## Supplied data
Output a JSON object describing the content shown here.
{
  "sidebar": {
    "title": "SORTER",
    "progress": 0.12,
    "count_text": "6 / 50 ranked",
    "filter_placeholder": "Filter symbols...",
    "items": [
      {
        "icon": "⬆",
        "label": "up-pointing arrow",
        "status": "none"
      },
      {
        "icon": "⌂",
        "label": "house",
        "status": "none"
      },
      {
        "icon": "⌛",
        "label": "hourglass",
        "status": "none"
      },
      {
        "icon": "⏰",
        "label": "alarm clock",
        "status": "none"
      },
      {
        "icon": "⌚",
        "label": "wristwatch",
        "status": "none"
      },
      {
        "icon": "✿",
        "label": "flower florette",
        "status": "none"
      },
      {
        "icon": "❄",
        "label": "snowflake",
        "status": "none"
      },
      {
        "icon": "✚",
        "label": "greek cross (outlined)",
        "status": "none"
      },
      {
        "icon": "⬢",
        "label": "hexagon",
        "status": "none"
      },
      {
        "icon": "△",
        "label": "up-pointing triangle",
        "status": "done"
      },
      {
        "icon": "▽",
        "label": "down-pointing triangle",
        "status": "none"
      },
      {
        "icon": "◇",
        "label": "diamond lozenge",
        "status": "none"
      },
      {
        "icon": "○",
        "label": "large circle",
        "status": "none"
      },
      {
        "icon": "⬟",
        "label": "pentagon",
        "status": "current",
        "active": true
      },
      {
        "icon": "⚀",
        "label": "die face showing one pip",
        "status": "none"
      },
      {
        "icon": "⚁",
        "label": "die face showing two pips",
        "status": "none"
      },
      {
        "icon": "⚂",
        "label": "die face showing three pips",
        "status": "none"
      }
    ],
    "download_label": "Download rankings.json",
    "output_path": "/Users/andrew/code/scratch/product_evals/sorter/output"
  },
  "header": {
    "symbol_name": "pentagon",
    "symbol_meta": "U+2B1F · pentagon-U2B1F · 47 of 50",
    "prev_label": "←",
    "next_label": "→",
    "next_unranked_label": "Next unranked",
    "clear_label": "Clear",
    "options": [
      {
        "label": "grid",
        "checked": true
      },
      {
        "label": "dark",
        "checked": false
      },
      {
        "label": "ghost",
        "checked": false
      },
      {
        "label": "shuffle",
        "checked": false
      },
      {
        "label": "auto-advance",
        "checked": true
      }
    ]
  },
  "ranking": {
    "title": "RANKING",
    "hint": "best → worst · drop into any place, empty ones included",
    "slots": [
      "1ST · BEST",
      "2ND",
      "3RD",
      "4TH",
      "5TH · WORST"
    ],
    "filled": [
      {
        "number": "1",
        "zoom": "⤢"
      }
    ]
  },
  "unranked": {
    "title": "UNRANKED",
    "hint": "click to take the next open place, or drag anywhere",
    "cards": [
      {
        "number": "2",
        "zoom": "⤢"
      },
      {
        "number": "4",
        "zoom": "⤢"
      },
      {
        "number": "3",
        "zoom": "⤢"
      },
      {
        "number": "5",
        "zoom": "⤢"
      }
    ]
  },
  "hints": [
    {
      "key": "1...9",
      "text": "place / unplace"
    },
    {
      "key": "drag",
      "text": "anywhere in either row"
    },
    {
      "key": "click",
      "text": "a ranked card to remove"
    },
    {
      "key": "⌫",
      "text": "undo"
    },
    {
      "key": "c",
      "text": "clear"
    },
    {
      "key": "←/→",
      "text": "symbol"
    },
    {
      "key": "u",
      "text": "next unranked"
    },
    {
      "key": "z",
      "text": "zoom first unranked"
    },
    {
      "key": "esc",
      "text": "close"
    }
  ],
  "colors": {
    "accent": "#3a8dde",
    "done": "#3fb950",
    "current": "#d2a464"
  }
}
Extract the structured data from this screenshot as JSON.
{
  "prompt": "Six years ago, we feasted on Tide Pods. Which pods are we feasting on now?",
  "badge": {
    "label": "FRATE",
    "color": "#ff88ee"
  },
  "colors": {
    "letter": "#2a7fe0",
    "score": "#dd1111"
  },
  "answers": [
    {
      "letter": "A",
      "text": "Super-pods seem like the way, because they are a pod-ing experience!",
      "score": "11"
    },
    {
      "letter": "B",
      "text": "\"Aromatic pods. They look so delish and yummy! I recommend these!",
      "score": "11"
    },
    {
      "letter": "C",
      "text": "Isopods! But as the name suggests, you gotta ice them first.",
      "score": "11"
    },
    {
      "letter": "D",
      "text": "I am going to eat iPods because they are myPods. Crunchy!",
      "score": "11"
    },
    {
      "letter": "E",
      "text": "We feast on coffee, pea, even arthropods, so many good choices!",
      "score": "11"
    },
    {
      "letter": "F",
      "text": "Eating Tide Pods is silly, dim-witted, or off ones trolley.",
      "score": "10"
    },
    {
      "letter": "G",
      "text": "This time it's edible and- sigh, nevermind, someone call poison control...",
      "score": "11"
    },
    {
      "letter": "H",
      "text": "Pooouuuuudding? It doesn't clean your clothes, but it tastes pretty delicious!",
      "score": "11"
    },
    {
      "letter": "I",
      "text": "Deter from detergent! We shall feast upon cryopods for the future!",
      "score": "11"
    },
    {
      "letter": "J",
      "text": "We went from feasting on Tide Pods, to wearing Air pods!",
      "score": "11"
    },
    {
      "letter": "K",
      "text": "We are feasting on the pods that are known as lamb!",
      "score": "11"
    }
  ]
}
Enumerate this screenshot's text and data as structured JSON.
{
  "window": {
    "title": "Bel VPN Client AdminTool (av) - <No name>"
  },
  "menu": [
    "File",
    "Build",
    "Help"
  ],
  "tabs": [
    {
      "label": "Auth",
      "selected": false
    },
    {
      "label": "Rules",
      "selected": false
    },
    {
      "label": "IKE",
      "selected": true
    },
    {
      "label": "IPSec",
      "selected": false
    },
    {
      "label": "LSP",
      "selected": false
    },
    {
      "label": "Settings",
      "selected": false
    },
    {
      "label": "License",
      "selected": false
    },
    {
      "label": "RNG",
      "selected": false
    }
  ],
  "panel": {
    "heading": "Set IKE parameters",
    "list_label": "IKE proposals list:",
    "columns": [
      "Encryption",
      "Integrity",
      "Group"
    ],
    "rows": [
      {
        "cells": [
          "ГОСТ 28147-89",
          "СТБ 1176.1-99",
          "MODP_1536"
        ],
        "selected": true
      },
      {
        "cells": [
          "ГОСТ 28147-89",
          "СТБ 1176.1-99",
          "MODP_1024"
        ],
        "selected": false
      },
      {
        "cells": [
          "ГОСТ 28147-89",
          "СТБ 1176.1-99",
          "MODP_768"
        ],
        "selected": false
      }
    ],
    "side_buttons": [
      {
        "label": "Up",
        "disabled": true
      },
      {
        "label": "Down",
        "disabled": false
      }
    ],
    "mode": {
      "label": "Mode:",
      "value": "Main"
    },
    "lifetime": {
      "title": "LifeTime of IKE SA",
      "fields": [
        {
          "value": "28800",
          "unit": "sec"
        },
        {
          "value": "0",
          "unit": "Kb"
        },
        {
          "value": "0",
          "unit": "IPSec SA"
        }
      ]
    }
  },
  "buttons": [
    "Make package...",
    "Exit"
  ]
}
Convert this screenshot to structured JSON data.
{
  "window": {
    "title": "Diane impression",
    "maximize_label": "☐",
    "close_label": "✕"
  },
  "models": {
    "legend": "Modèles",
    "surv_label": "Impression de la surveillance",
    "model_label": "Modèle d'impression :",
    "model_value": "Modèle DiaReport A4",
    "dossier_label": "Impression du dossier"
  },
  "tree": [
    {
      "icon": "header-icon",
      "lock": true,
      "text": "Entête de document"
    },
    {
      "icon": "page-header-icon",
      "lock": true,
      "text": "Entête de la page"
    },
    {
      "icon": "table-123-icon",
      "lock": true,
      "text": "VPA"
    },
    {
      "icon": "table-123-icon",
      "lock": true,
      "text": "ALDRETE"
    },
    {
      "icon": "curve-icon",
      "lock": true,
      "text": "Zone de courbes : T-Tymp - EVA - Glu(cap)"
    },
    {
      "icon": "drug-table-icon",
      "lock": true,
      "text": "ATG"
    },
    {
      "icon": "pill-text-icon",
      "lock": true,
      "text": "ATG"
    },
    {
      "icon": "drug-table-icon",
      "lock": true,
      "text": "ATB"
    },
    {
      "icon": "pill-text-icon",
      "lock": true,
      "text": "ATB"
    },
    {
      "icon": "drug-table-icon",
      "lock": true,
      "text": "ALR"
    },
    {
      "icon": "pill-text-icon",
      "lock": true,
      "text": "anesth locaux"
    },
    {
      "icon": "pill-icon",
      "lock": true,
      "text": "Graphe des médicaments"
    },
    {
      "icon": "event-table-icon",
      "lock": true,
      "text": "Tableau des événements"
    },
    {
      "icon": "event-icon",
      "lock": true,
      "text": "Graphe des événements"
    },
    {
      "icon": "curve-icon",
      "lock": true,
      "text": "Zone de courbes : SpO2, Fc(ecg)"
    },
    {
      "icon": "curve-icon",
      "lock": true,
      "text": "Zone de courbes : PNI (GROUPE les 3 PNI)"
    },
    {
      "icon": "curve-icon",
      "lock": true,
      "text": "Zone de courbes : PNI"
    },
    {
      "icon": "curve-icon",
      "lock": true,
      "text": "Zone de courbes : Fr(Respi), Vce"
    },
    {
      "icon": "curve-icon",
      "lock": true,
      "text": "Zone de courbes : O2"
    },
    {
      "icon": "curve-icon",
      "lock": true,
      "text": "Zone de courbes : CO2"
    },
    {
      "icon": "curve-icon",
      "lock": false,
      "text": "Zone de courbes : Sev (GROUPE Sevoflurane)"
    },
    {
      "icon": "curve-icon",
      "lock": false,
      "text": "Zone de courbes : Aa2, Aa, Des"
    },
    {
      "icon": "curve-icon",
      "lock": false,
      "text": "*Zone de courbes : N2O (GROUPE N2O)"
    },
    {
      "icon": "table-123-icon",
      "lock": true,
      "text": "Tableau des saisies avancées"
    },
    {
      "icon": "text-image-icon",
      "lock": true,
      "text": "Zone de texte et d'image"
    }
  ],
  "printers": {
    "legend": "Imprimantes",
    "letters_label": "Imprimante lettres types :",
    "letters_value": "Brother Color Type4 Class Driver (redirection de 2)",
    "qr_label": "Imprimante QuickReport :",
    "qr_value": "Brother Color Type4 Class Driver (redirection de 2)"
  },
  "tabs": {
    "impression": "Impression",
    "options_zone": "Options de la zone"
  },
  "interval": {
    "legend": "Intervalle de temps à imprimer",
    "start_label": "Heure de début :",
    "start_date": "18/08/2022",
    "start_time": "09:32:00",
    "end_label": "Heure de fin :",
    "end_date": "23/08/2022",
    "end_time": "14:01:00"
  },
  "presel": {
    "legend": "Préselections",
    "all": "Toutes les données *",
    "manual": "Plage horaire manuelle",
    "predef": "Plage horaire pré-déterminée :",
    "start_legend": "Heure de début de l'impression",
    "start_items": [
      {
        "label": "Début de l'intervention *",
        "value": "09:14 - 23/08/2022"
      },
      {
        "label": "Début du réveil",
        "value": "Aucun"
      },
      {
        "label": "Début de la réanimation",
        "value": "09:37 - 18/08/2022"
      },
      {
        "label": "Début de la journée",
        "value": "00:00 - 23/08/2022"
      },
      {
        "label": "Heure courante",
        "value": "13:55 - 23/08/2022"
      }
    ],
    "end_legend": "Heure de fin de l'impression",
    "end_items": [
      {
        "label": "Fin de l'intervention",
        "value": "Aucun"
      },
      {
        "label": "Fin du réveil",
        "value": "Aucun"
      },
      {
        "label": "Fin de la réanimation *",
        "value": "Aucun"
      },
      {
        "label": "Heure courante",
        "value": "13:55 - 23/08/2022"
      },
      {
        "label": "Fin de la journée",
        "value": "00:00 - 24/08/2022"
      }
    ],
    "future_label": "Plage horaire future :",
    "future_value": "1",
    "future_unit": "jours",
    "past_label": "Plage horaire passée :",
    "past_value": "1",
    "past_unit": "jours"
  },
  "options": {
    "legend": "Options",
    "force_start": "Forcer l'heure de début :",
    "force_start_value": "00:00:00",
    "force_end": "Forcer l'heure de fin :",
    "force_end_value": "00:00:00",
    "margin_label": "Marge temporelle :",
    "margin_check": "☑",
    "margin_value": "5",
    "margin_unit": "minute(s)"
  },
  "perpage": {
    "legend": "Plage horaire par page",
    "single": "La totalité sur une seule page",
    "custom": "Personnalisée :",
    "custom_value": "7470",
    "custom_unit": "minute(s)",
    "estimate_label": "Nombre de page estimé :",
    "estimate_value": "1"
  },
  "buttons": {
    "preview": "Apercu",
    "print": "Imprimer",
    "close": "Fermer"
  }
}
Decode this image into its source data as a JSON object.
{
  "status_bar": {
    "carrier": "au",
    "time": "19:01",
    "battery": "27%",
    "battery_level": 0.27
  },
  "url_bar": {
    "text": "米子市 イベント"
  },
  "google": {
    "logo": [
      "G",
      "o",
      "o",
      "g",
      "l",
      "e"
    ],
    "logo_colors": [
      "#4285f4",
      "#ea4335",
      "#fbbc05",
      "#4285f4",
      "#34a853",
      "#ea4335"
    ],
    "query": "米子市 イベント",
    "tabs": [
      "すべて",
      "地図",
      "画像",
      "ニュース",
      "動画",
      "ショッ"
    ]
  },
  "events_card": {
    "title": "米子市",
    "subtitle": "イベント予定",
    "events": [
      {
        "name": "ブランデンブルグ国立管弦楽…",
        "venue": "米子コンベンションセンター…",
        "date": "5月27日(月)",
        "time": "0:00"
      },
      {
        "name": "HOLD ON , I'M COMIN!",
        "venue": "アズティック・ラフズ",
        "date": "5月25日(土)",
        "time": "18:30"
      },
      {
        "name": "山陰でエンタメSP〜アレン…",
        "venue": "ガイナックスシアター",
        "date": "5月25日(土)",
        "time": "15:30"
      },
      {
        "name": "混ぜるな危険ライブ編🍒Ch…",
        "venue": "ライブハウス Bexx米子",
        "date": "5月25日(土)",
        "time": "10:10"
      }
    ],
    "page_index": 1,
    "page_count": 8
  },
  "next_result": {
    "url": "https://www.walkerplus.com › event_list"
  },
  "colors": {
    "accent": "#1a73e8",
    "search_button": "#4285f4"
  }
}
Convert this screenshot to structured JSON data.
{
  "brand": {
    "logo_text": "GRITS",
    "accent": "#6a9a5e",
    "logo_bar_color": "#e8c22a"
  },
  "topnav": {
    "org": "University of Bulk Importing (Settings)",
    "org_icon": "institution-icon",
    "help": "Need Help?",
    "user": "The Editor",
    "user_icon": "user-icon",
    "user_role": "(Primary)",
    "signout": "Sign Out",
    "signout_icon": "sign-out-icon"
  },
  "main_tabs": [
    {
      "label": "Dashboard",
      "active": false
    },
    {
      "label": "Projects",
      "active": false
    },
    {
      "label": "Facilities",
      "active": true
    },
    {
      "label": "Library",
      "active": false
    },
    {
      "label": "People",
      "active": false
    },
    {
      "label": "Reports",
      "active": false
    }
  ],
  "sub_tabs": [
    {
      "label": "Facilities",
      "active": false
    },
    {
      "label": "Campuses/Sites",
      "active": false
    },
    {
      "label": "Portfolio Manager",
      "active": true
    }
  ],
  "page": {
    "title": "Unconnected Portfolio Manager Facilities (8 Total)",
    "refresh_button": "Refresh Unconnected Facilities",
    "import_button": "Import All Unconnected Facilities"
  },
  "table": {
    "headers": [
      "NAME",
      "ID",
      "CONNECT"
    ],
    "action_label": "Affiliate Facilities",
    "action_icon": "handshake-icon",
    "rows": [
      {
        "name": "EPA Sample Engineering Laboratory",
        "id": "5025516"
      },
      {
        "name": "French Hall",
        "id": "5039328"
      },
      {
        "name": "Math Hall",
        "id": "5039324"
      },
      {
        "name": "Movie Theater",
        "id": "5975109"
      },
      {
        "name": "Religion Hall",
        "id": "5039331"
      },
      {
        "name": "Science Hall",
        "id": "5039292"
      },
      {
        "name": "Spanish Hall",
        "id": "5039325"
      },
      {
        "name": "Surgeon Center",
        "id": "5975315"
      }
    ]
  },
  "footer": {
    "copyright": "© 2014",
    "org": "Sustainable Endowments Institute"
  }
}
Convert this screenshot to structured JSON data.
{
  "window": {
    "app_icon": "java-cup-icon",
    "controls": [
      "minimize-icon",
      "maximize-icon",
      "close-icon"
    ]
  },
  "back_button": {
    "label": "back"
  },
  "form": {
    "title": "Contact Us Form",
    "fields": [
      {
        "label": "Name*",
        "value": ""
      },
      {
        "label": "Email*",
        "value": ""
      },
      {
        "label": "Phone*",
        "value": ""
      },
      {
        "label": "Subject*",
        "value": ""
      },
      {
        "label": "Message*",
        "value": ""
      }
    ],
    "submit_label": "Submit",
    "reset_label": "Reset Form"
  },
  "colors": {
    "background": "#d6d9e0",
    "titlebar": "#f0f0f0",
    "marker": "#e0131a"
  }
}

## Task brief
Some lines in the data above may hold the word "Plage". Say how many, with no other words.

## Task result
5